I was 99.9% certain that I wasn't going to win because I was convinced that the winner would be given some notice to prepare a speech, despite being told by the organisers that this wasn't the case and to prepare something anyway. Which, of course, I didn't.
When the winner of the Fiction Award, Eva Hornung for Dog Boy, was announced (my pick!) she wasn't there to collect it (apparently too busy collecting hay) so her publisher, Michael Heyward from Text Publishing accepted the award on her behalf. He had a very well-prepared speech on hand, which only convinced me even further that he already knew that Eva had won.
But THEN, when the non-fiction award was announced, the winner (Grace Karsken for The Colony: A History of Early Sydney) was standing not far from me and the look of genuine shock on her face chilled me to the bone. It wasn't possible: surely they couldn't just spring it on someone like that? That's a heart attack waiting to happen! You're talking $100,000 here - not a rose and a handshake. In my world, that's life-changing stuff! (Or at least mortgage-denting.) However, despite being almost in tears, Ms Karsken pulled a very well-prepared speech from her handbag and read it out beautifully, even remembering to thank the PM and to call the minister for the Arts, Minister Crean, instead of just Simon, as I no doubt would have done.

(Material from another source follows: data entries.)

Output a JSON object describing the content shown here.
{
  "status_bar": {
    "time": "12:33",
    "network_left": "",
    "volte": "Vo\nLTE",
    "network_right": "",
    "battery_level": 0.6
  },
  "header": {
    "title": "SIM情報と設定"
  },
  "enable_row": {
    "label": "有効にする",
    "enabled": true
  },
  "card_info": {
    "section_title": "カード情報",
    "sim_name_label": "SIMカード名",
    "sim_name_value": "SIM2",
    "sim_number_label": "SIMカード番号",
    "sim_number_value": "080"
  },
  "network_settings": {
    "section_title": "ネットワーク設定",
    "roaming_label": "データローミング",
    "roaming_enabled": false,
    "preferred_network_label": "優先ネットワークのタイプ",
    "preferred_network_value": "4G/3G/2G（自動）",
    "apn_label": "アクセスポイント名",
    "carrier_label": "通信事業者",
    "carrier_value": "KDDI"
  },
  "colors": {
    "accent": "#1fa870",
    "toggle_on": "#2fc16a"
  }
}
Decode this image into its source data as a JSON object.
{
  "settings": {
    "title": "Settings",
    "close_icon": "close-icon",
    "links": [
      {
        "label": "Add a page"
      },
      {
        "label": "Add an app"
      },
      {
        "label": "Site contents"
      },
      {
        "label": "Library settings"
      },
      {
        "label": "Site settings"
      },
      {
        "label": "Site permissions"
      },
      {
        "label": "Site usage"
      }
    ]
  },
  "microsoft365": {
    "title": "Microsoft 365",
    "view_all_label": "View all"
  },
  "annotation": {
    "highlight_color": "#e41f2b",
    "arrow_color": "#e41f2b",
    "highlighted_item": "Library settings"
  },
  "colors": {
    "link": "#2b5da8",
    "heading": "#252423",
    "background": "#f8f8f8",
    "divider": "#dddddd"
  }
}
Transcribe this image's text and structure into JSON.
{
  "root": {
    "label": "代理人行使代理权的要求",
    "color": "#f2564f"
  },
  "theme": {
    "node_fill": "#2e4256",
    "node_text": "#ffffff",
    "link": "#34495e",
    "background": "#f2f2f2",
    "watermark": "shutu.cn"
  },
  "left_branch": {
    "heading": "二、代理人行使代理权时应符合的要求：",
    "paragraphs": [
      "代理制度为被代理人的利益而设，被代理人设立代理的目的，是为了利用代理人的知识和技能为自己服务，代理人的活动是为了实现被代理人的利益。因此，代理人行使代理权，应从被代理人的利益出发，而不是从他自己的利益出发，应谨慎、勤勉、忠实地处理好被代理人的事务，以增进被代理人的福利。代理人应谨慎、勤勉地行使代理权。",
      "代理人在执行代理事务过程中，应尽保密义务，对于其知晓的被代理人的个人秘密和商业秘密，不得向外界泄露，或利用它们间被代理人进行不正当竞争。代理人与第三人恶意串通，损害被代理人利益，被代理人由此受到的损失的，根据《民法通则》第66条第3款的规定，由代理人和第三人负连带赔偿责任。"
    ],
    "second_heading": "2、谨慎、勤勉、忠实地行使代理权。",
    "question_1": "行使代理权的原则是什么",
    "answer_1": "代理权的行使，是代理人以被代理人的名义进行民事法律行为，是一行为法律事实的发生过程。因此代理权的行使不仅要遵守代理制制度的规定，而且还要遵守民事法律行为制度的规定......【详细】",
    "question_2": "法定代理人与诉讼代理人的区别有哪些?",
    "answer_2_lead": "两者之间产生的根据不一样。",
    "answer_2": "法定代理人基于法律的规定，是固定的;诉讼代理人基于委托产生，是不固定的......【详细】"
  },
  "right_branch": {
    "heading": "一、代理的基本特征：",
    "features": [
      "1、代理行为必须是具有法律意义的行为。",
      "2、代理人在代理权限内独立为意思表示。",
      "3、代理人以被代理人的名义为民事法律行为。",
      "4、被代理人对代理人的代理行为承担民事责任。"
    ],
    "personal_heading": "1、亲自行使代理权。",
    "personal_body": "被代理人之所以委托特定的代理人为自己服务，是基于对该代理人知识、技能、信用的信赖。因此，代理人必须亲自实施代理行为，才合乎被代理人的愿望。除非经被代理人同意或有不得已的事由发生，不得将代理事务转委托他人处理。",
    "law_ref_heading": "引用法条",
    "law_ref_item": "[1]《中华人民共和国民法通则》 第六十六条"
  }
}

This is when I went into panic mode. If the winners genuinely didn't know they'd won, then I was still in with a chance! What was worse was that Martine Murray (the author of our shortlisted book) still hadn't arrived and there was a very strong possibility that I would have to stumble up there on my own. At this stage I was thanking God I hadn't worn heels. If my name was announced and I didn't black out on the spot I would surely stumble walking up the stairs to the podium. And fall. On national television. Right into Our Julia!
When the YA winner (Bill Condon for Confessions of a Liar, Thief and Failed Sex God) was announced and his wife, Di Bates, squealed in excitement, the terrifying possibility of appearing with Ms Gillard on national television with no speech prepared loomed even closer. At that moment I tried frantically to recall all the names of people I would have to thank and, of course, not a single one came to me. My editor! She was standing just there! What was her surname, for god's sakes? I had worked on THE BOOK with her for blooming months but my mind was a total blank. I could barely remember my partner's name, and he was standing right next to me.
Then there were the other dilemmas that came flashing through my mind: do I take my handbag, or leave it? Do I offer my sweat-drenched palm to the PM or wipe it on my frock first? What was Mr Crean's title again? Where was Martine, for goodness' sakes? Was it too late to text her to see how far away she was? What if I was texting when they called my name. Oh, Lordy!
So, when Lorraine Marwood's name was announced for her children's novel Star Jumps, and I saw all the panic and shock rip through her body as she tried to decide whether or not to take her handbag to the podium, and whether on not she had time to fish around inside it for her camera, to be honest, even though the one hundred thousand tax-free dollars would have come in handy, all I could think of at that moment was: 'There but for the grace of God go I.'
So, it was terribly lovely to be shortlisted, lovelier still to be at a fancy lunch with the PM (who didn't stay to eat - she does have a country to run) but I tell you what, if I'm ever shortlisted for something again, I'll be prepared!
Congratulations again to all the winners!